Exercise prompt
State the number of lines in these records that include the string "track", and say nothing more.

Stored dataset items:

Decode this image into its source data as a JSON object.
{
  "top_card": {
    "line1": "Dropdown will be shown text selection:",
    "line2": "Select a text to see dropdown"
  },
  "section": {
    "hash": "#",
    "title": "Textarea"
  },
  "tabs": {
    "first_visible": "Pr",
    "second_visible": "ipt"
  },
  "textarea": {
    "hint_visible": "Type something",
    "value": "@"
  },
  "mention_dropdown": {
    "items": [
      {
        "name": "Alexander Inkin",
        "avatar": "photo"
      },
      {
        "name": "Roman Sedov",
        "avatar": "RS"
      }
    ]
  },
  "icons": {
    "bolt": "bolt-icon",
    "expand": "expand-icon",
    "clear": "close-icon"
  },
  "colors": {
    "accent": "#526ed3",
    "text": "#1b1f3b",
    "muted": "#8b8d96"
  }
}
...
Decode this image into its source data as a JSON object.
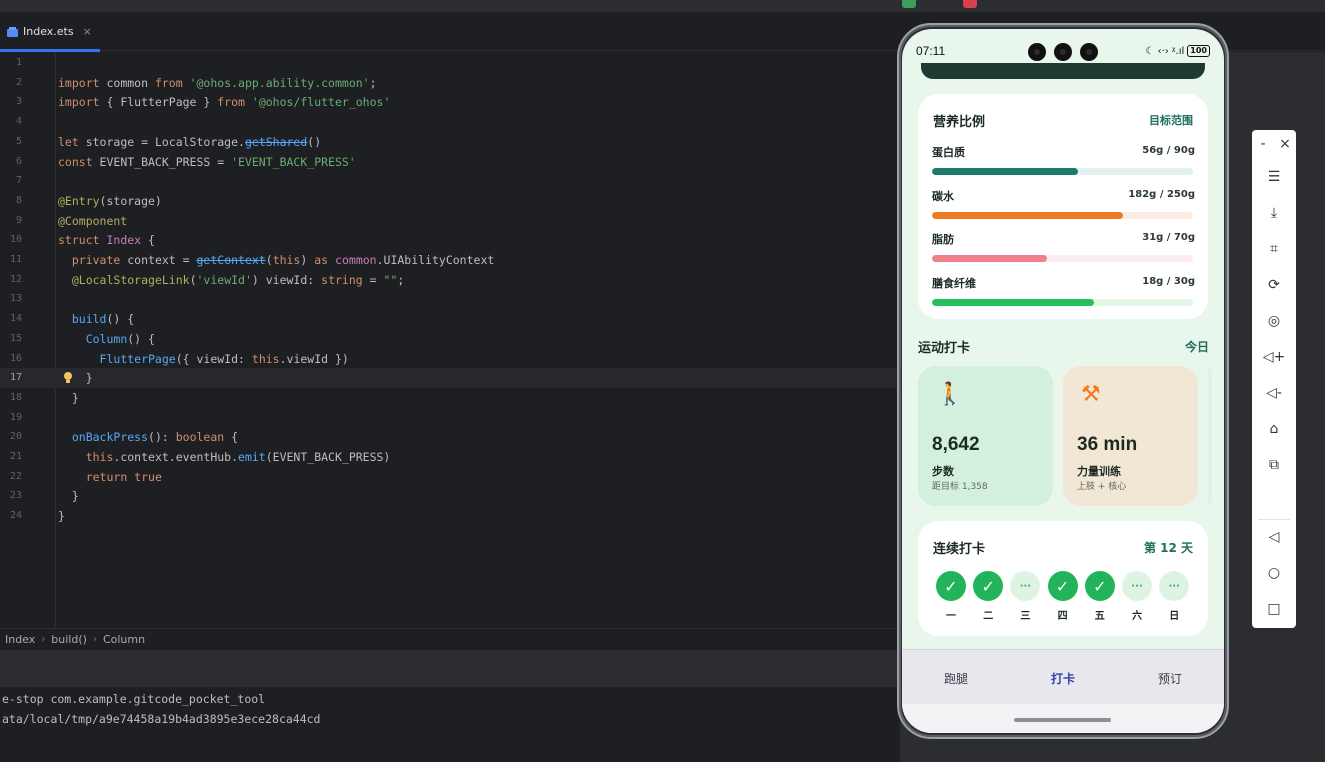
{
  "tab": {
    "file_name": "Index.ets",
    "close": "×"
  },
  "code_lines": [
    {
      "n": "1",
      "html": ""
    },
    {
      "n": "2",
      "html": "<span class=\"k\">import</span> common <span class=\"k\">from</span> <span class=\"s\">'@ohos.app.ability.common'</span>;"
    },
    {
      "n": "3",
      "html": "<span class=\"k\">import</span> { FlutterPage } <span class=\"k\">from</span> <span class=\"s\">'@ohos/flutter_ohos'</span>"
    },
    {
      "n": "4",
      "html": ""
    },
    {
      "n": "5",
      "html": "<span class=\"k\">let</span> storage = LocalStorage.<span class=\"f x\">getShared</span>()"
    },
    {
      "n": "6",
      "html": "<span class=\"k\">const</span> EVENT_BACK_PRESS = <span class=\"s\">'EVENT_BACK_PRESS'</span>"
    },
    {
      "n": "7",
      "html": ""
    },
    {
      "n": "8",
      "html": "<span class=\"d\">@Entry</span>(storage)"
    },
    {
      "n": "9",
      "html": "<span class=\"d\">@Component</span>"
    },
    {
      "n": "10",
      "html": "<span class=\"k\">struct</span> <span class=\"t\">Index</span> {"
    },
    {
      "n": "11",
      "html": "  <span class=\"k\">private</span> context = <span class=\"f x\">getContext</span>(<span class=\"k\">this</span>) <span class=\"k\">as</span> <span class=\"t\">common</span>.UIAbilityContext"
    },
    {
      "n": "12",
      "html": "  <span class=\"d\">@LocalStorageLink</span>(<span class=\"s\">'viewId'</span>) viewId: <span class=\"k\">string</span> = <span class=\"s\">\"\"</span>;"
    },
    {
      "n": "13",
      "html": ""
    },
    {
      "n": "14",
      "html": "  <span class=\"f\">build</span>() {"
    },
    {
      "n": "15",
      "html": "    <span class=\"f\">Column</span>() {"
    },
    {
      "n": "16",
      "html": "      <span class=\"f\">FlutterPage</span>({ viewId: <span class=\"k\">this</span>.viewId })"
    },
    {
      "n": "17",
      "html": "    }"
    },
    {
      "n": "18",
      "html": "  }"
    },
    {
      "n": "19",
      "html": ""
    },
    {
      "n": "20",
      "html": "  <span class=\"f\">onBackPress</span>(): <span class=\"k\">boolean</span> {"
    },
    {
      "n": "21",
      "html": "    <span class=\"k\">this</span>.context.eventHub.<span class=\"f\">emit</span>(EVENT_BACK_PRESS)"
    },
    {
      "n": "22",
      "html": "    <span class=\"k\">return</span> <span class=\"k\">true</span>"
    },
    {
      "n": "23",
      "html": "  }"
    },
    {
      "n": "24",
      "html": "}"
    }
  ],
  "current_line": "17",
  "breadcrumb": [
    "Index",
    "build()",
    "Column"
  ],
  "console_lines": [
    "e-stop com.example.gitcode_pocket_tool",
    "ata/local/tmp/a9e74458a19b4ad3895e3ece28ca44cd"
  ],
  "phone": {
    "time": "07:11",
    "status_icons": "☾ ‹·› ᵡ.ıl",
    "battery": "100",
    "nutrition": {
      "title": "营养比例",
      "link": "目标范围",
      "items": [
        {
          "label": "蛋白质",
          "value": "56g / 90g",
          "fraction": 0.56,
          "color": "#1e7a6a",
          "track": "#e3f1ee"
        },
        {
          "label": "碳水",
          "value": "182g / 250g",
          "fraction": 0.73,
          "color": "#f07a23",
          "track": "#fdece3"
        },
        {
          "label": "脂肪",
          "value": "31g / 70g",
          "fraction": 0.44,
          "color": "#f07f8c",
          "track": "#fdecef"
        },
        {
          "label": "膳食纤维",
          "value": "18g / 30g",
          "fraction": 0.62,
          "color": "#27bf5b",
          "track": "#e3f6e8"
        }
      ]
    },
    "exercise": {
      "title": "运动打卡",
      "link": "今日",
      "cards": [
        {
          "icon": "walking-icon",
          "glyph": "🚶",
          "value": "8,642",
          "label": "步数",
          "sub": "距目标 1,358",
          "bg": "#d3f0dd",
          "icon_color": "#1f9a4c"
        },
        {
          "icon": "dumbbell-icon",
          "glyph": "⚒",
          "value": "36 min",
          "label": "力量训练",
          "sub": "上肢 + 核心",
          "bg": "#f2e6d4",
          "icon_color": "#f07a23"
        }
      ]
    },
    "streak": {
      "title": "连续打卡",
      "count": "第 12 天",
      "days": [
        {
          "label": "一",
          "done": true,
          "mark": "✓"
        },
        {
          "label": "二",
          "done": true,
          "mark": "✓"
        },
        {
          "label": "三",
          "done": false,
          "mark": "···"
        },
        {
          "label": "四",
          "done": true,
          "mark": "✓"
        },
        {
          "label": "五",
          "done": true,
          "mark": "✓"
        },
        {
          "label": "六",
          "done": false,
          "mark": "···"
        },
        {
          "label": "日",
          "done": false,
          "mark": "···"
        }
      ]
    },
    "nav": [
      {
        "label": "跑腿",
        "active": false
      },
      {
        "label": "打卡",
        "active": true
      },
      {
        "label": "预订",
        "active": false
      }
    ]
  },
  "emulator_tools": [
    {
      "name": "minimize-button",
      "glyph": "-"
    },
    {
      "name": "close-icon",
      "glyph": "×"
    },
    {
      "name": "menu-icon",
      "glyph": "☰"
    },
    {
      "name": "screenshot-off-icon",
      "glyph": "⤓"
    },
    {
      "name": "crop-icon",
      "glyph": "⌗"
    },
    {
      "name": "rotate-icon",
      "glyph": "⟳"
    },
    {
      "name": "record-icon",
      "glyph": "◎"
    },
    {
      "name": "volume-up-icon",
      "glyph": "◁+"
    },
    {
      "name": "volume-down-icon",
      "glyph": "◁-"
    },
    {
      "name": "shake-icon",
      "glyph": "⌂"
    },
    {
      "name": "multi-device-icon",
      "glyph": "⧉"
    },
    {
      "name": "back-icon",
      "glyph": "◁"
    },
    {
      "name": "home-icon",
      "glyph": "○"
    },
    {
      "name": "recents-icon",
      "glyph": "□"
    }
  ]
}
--
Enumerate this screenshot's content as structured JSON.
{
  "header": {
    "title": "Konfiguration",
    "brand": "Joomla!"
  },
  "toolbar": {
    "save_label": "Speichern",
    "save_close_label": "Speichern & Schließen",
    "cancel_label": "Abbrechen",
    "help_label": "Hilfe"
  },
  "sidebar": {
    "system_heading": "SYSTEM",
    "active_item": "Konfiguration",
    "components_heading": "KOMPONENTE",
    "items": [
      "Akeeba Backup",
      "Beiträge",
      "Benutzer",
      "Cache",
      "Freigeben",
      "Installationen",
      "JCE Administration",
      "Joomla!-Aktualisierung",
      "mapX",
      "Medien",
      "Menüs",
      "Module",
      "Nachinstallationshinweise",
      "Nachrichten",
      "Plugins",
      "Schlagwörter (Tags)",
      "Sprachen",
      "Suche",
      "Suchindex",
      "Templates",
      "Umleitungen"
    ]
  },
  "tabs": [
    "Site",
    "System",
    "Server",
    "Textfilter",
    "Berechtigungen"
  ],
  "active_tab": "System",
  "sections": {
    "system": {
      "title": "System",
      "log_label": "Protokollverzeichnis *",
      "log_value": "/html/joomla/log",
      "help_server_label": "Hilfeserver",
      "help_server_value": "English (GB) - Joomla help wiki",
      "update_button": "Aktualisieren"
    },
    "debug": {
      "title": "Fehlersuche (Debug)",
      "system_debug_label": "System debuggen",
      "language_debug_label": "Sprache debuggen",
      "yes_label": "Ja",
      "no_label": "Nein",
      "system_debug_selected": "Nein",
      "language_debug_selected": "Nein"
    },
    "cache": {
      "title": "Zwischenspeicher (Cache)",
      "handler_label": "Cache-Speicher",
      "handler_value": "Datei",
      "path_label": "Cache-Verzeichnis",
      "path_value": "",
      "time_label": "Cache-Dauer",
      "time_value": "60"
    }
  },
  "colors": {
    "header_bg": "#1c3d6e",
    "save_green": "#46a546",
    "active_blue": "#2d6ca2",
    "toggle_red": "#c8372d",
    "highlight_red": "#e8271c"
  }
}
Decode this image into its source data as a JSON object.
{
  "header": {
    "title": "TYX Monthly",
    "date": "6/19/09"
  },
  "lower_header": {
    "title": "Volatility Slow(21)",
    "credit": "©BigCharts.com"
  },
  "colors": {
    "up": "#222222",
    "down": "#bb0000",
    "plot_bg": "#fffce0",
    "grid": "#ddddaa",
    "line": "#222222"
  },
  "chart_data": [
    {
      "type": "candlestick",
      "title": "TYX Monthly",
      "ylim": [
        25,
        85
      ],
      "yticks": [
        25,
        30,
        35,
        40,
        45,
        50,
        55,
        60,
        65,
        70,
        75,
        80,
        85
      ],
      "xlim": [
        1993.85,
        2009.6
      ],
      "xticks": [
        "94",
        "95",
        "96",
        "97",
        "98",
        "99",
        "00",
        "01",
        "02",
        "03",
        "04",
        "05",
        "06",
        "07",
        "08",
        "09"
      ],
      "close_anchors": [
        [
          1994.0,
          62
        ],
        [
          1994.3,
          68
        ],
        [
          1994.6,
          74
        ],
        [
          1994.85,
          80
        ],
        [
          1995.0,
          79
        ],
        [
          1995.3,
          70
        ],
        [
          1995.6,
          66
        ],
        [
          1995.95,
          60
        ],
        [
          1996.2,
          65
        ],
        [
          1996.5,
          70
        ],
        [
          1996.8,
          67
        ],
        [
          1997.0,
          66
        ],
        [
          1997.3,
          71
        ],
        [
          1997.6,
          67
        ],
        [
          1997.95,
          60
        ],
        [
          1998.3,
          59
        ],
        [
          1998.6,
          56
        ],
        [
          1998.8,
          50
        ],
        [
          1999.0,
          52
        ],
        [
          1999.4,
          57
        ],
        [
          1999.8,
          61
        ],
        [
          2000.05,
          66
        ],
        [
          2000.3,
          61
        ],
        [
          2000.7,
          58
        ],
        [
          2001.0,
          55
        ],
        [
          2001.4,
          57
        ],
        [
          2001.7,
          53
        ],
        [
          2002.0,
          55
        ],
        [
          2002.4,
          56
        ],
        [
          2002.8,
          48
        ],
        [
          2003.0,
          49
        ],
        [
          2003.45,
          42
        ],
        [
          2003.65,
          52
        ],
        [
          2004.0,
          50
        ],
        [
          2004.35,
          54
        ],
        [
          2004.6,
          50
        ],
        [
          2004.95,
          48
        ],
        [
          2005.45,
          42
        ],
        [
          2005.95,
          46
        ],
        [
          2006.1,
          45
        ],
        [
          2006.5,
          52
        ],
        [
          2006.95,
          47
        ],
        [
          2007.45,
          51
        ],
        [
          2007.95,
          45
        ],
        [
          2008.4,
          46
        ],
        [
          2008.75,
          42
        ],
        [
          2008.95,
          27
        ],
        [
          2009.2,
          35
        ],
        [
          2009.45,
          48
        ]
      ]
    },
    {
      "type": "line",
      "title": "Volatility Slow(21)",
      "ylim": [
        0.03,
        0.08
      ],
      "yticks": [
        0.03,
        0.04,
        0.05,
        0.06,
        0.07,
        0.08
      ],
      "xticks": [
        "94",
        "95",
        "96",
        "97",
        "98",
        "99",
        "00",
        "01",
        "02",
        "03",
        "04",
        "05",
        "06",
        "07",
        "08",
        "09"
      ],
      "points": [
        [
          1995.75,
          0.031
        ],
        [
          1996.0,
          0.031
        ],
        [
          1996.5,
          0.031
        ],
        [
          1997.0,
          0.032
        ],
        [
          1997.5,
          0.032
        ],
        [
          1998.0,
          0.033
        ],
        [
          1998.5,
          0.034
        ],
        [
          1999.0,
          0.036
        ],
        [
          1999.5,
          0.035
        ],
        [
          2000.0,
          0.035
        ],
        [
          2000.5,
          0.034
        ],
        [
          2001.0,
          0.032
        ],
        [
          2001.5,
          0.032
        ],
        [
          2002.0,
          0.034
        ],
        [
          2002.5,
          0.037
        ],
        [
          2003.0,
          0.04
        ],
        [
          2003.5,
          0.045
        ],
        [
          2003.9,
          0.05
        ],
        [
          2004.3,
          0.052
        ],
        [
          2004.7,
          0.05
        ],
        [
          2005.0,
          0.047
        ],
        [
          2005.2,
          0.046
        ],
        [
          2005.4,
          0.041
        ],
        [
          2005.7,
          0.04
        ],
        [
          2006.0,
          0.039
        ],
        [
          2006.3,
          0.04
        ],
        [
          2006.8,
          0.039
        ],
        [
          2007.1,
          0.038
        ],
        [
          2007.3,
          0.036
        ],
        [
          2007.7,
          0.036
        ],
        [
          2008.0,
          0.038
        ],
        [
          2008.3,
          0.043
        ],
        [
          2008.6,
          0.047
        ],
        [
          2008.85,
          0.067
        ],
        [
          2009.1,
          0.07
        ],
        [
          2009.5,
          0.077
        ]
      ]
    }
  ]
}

Output for this task
4